**WORK TO COMPLETE:**
A word-for-word copy of the entries is needed, and it should contain no images.

**Page and application data records:**
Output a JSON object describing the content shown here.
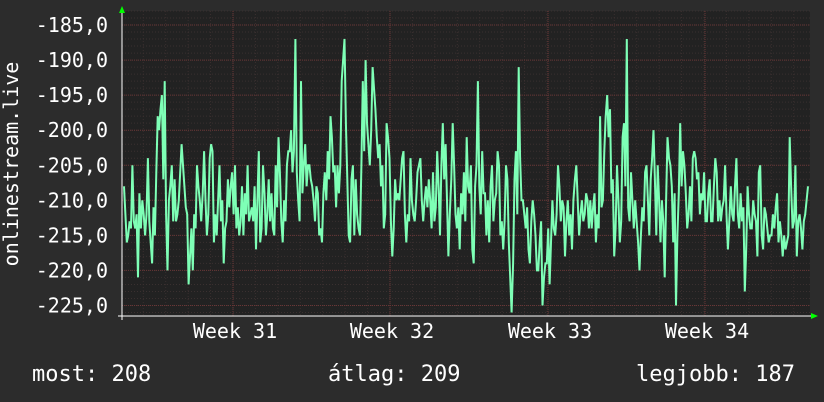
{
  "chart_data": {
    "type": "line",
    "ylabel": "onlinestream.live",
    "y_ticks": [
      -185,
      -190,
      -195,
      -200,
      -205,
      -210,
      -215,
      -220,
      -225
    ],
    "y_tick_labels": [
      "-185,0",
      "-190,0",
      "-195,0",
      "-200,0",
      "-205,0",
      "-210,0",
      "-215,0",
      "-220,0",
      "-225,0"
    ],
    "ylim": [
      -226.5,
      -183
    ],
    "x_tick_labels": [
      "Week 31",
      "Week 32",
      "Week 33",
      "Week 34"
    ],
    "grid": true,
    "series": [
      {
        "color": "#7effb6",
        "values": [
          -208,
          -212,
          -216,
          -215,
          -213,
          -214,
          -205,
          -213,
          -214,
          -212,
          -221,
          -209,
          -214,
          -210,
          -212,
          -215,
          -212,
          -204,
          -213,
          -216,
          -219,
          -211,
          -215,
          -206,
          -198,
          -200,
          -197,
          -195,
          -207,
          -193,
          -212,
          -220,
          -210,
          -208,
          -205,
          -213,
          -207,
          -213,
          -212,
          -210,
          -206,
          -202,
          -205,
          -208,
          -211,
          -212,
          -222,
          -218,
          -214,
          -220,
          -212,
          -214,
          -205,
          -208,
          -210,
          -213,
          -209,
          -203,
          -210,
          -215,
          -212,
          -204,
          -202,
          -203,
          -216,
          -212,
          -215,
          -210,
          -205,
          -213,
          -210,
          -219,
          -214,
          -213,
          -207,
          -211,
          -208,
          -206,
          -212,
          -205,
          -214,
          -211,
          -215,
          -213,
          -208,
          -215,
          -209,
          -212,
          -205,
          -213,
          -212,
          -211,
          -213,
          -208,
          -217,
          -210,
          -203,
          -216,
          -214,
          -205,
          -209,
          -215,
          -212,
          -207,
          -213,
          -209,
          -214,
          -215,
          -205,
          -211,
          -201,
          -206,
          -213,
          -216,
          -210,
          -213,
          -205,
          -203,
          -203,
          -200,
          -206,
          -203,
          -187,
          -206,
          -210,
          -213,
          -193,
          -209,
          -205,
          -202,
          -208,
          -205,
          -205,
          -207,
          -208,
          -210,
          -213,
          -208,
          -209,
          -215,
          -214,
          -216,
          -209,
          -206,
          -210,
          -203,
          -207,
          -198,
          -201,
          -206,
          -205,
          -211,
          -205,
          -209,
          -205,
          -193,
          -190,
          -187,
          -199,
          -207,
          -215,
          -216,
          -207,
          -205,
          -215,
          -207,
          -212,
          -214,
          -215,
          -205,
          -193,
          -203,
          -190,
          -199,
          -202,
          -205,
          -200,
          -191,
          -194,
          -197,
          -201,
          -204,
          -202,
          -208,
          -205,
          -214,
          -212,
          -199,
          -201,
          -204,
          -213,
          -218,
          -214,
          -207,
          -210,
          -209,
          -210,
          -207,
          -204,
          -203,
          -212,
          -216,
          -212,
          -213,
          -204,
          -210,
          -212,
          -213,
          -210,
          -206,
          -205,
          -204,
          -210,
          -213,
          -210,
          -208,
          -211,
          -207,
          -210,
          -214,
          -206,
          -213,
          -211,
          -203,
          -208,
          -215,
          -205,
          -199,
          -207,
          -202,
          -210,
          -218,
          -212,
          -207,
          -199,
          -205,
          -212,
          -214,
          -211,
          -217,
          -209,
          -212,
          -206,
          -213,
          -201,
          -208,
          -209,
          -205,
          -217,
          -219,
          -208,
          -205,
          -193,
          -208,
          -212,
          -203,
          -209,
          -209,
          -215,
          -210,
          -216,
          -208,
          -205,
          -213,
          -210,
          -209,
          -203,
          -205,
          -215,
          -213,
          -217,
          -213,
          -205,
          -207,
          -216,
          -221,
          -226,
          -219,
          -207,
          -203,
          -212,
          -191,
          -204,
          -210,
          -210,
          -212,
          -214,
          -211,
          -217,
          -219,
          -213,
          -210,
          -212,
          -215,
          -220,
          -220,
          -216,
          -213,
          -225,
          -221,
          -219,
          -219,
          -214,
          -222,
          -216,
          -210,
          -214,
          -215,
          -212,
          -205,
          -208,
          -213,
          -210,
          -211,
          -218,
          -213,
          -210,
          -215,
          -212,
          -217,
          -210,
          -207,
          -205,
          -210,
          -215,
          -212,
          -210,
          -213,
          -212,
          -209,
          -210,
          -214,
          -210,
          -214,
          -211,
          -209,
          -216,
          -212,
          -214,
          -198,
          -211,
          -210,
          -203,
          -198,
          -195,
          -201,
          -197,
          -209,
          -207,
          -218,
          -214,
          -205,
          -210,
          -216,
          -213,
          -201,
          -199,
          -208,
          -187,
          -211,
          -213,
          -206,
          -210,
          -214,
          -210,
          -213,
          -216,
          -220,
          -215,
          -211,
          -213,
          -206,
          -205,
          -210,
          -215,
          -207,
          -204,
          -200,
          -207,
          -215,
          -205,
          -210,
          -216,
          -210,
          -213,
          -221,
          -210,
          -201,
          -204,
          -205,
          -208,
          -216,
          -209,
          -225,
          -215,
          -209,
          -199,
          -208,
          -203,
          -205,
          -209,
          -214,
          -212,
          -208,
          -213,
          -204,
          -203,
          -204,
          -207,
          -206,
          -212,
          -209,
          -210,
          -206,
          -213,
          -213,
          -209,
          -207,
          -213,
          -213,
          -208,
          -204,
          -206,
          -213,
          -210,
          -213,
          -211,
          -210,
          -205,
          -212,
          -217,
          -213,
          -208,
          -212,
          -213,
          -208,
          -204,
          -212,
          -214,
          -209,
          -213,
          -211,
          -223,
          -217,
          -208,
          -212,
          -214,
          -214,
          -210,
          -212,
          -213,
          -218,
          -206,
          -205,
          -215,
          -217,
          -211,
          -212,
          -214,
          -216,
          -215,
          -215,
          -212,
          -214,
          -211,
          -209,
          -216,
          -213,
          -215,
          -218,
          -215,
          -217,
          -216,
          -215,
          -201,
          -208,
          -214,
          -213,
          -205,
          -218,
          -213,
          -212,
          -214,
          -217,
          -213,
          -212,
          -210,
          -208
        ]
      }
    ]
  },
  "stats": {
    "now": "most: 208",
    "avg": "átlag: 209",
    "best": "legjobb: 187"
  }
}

**EXPECTED OUTPUT:**
Output a JSON object describing the content shown here.
{
  "chart_data": {
    "type": "line",
    "ylabel": "onlinestream.live",
    "y_ticks": [
      -185,
      -190,
      -195,
      -200,
      -205,
      -210,
      -215,
      -220,
      -225
    ],
    "y_tick_labels": [
      "-185,0",
      "-190,0",
      "-195,0",
      "-200,0",
      "-205,0",
      "-210,0",
      "-215,0",
      "-220,0",
      "-225,0"
    ],
    "ylim": [
      -226.5,
      -183
    ],
    "x_tick_labels": [
      "Week 31",
      "Week 32",
      "Week 33",
      "Week 34"
    ],
    "grid": true,
    "series": [
      {
        "color": "#7effb6",
        "values": [
          -208,
          -212,
          -216,
          -215,
          -213,
          -214,
          -205,
          -213,
          -214,
          -212,
          -221,
          -209,
          -214,
          -210,
          -212,
          -215,
          -212,
          -204,
          -213,
          -216,
          -219,
          -211,
          -215,
          -206,
          -198,
          -200,
          -197,
          -195,
          -207,
          -193,
          -212,
          -220,
          -210,
          -208,
          -205,
          -213,
          -207,
          -213,
          -212,
          -210,
          -206,
          -202,
          -205,
          -208,
          -211,
          -212,
          -222,
          -218,
          -214,
          -220,
          -212,
          -214,
          -205,
          -208,
          -210,
          -213,
          -209,
          -203,
          -210,
          -215,
          -212,
          -204,
          -202,
          -203,
          -216,
          -212,
          -215,
          -210,
          -205,
          -213,
          -210,
          -219,
          -214,
          -213,
          -207,
          -211,
          -208,
          -206,
          -212,
          -205,
          -214,
          -211,
          -215,
          -213,
          -208,
          -215,
          -209,
          -212,
          -205,
          -213,
          -212,
          -211,
          -213,
          -208,
          -217,
          -210,
          -203,
          -216,
          -214,
          -205,
          -209,
          -215,
          -212,
          -207,
          -213,
          -209,
          -214,
          -215,
          -205,
          -211,
          -201,
          -206,
          -213,
          -216,
          -210,
          -213,
          -205,
          -203,
          -203,
          -200,
          -206,
          -203,
          -187,
          -206,
          -210,
          -213,
          -193,
          -209,
          -205,
          -202,
          -208,
          -205,
          -205,
          -207,
          -208,
          -210,
          -213,
          -208,
          -209,
          -215,
          -214,
          -216,
          -209,
          -206,
          -210,
          -203,
          -207,
          -198,
          -201,
          -206,
          -205,
          -211,
          -205,
          -209,
          -205,
          -193,
          -190,
          -187,
          -199,
          -207,
          -215,
          -216,
          -207,
          -205,
          -215,
          -207,
          -212,
          -214,
          -215,
          -205,
          -193,
          -203,
          -190,
          -199,
          -202,
          -205,
          -200,
          -191,
          -194,
          -197,
          -201,
          -204,
          -202,
          -208,
          -205,
          -214,
          -212,
          -199,
          -201,
          -204,
          -213,
          -218,
          -214,
          -207,
          -210,
          -209,
          -210,
          -207,
          -204,
          -203,
          -212,
          -216,
          -212,
          -213,
          -204,
          -210,
          -212,
          -213,
          -210,
          -206,
          -205,
          -204,
          -210,
          -213,
          -210,
          -208,
          -211,
          -207,
          -210,
          -214,
          -206,
          -213,
          -211,
          -203,
          -208,
          -215,
          -205,
          -199,
          -207,
          -202,
          -210,
          -218,
          -212,
          -207,
          -199,
          -205,
          -212,
          -214,
          -211,
          -217,
          -209,
          -212,
          -206,
          -213,
          -201,
          -208,
          -209,
          -205,
          -217,
          -219,
          -208,
          -205,
          -193,
          -208,
          -212,
          -203,
          -209,
          -209,
          -215,
          -210,
          -216,
          -208,
          -205,
          -213,
          -210,
          -209,
          -203,
          -205,
          -215,
          -213,
          -217,
          -213,
          -205,
          -207,
          -216,
          -221,
          -226,
          -219,
          -207,
          -203,
          -212,
          -191,
          -204,
          -210,
          -210,
          -212,
          -214,
          -211,
          -217,
          -219,
          -213,
          -210,
          -212,
          -215,
          -220,
          -220,
          -216,
          -213,
          -225,
          -221,
          -219,
          -219,
          -214,
          -222,
          -216,
          -210,
          -214,
          -215,
          -212,
          -205,
          -208,
          -213,
          -210,
          -211,
          -218,
          -213,
          -210,
          -215,
          -212,
          -217,
          -210,
          -207,
          -205,
          -210,
          -215,
          -212,
          -210,
          -213,
          -212,
          -209,
          -210,
          -214,
          -210,
          -214,
          -211,
          -209,
          -216,
          -212,
          -214,
          -198,
          -211,
          -210,
          -203,
          -198,
          -195,
          -201,
          -197,
          -209,
          -207,
          -218,
          -214,
          -205,
          -210,
          -216,
          -213,
          -201,
          -199,
          -208,
          -187,
          -211,
          -213,
          -206,
          -210,
          -214,
          -210,
          -213,
          -216,
          -220,
          -215,
          -211,
          -213,
          -206,
          -205,
          -210,
          -215,
          -207,
          -204,
          -200,
          -207,
          -215,
          -205,
          -210,
          -216,
          -210,
          -213,
          -221,
          -210,
          -201,
          -204,
          -205,
          -208,
          -216,
          -209,
          -225,
          -215,
          -209,
          -199,
          -208,
          -203,
          -205,
          -209,
          -214,
          -212,
          -208,
          -213,
          -204,
          -203,
          -204,
          -207,
          -206,
          -212,
          -209,
          -210,
          -206,
          -213,
          -213,
          -209,
          -207,
          -213,
          -213,
          -208,
          -204,
          -206,
          -213,
          -210,
          -213,
          -211,
          -210,
          -205,
          -212,
          -217,
          -213,
          -208,
          -212,
          -213,
          -208,
          -204,
          -212,
          -214,
          -209,
          -213,
          -211,
          -223,
          -217,
          -208,
          -212,
          -214,
          -214,
          -210,
          -212,
          -213,
          -218,
          -206,
          -205,
          -215,
          -217,
          -211,
          -212,
          -214,
          -216,
          -215,
          -215,
          -212,
          -214,
          -211,
          -209,
          -216,
          -213,
          -215,
          -218,
          -215,
          -217,
          -216,
          -215,
          -201,
          -208,
          -214,
          -213,
          -205,
          -218,
          -213,
          -212,
          -214,
          -217,
          -213,
          -212,
          -210,
          -208
        ]
      }
    ]
  },
  "stats": {
    "now": "most: 208",
    "avg": "átlag: 209",
    "best": "legjobb: 187"
  }
}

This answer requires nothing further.